The Profumo affair of 1963, the Chatterly Trial, the Beatles’ first LP, all that, are our familiar landmarks on the road to the destruction of the British establishment—but for sheer embarrassment, there is nothing like the head of Soviet counterintelligence turning out to be a Soviet spy. And how did he get away with it? Because he went to a posh school and a top university, Philby was considered to be above reproach (as were Burgess and Maclean). Even when Maclean (Homer) was exposed, and escorted to Moscow by Burgess who just a few days before had been staying with Philby in Washington, DC, — even then, Philby was able to stammer through the interrogations and convince the other chaps in the Service that he was innocent. “I know his people.”

MI5 are characterised here as chippy professional types (“players” in cricketing terms) as opposed to the “gentlemen” of MI6. MI5 were convinced of Philby’s guilt, seeing through his clubbable façade, but were thwarted at every turn by the Sixers, even up to the end. Whereas Five wanted to nail him and put him on trial (surely he would have hanged for seeing to the deaths of so many), Six were more inclined to offer him a deal and then let him escape, by conspicuously not watching him or his Beirut flat, even after he had confessed.

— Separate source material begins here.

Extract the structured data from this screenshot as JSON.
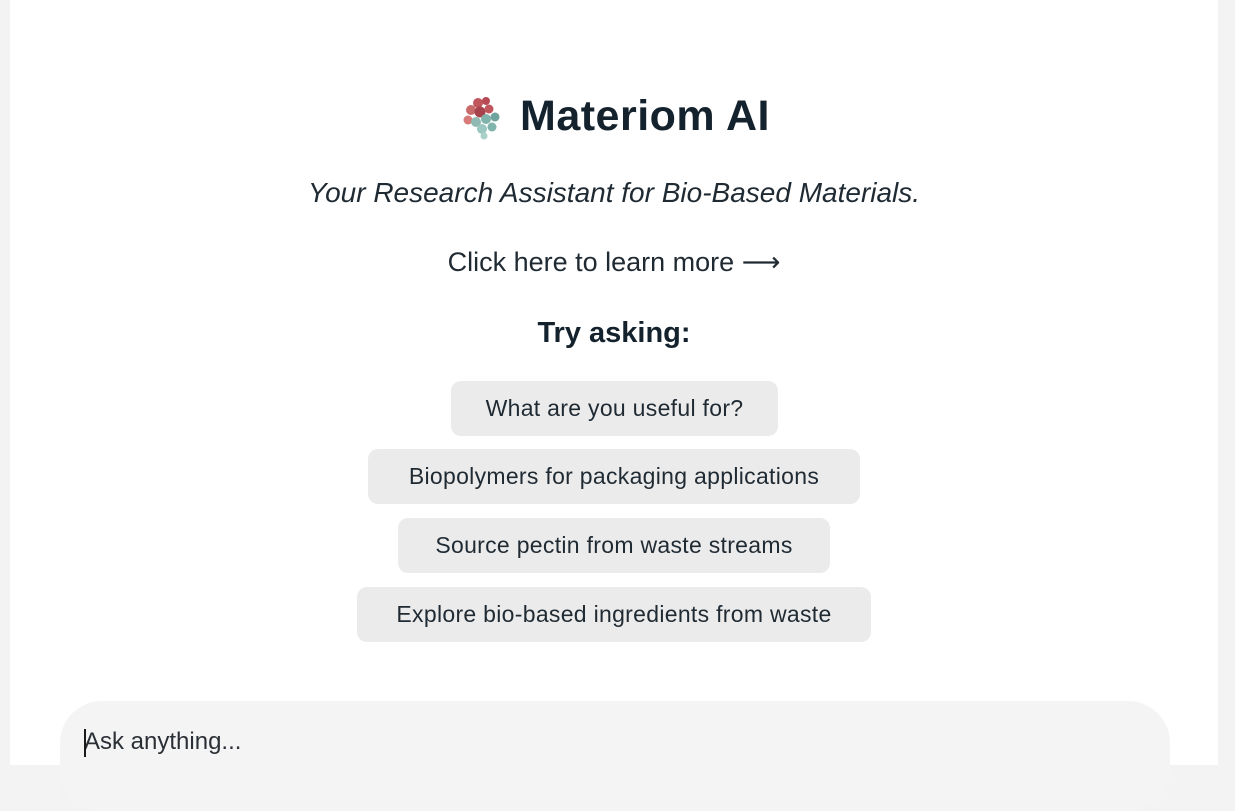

(Theory: if Elliott had handed Philby a loaded pistol, with an admonition to “do the right thing,” suspect Philby would have shot Elliott.)

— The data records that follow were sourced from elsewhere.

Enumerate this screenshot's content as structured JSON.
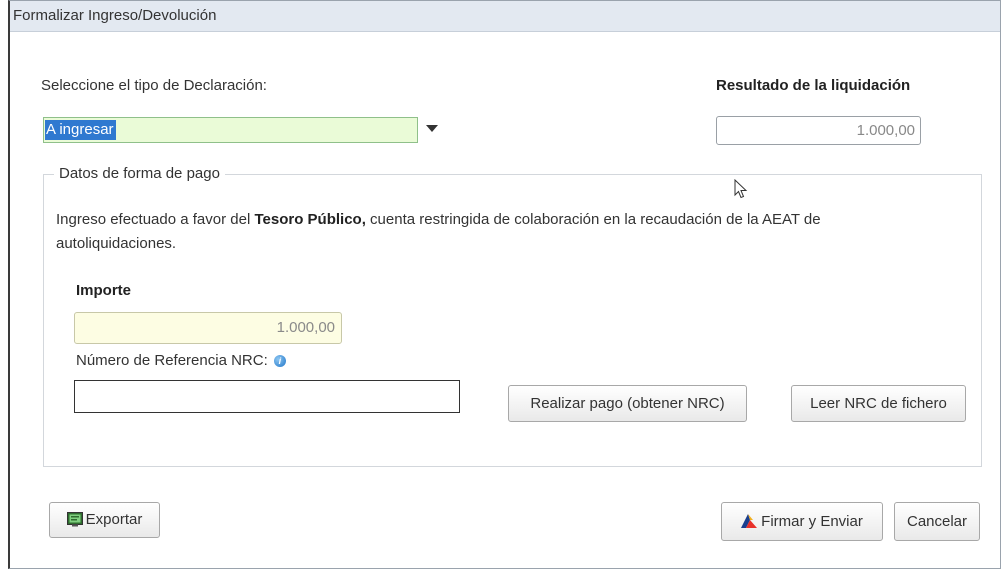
{
  "window": {
    "title": "Formalizar Ingreso/Devolución"
  },
  "declaracion": {
    "label": "Seleccione el tipo de Declaración:",
    "selected": "A ingresar"
  },
  "resultado": {
    "label": "Resultado de la liquidación",
    "value": "1.000,00"
  },
  "pago": {
    "legend": "Datos de forma de pago",
    "text_prefix": "Ingreso efectuado a favor del ",
    "text_bold": "Tesoro Público,",
    "text_suffix": " cuenta restringida de colaboración en la recaudación de la AEAT de",
    "text_line2": "autoliquidaciones.",
    "importe_label": "Importe",
    "importe_value": "1.000,00",
    "nrc_label": "Número de Referencia  NRC:",
    "nrc_value": "",
    "realizar_pago_label": "Realizar pago (obtener NRC)",
    "leer_nrc_label": "Leer NRC de fichero"
  },
  "footer": {
    "exportar_label": "Exportar",
    "firmar_label": "Firmar y Enviar",
    "cancelar_label": "Cancelar"
  },
  "colors": {
    "titlebar": "#e3e9f1",
    "select_bg": "#eafbd7",
    "selection": "#2f79d0",
    "importe_bg": "#fdfde3"
  }
}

How serious was all this? Thanks to Philby, the Soviets were able to round up and execute all of the non-communist anti-Nazi networks in Eastern Germany. This meant that the potential opposition to communist rule in Germany was filleted. Anti-Soviet fighters sent, Bay-of-Pigs style, into other Communist bloc countries such as Albania were immediately caught, and their friends and families rounded up and executed. The post-war history of Europe was shaped by these events, and the anti-Soviet resistance was fatally weakened. Philby passed on everything. His friendship with James Jesus Angleton of the CIA gave him access to American secrets and operational details. Angleton became so paranoid after Philby was exposed that he did untold damage to the inner culture of the CIA.

The damage done to the British establishment was also fatal. They lost their legitimacy, they lost the respect of the public, and at the end of the 60s, Murdoch moved in for the kill. Of course, they’re still there, in their hollowed-out way, the red-faced public school Oxbridge boys (mostly boys), but they’re mere hand puppets for the corporations, aren’t they? And they no longer feel that their privilege and upbringing makes them destined for public service: they’re in it for the money. It’s a fine difference, the difference between seeing yourself at the top but still part of a society and the difference between seeing yourself at the top and not connected to society.

The key message of the Philby affair should be that the British people have nothing to lose by getting rid of these people. They’re not smarter, they’re not better, they don’t deserve to be and cannot be trusted to be in charge of anything. And as to all that secrecy, it turns out that most of it was kept secret simply to avoid embarrassment. No threat to national security (which was already damaged): just red faces all round, so let’s avoid a scandal.

The book has a couple of extra goodies: an Afterword by John Le Carré, which is a lot more than just a paragraph or two – it’s a quite detailed transcription of Le Carré’s own conversations with Elliott; and a collection of fascinating photographs. There’s nothing quite like staring into the eyes of people who were involved in significant historic events. One person you don’t see pictured, however, is Konstantin Volkov, the Soviet diplomat defector who, along with his wife, was betrayed by Philby, spirited back to Moscow wrapped in bandages, and erased from history (along with his family and that of his wife).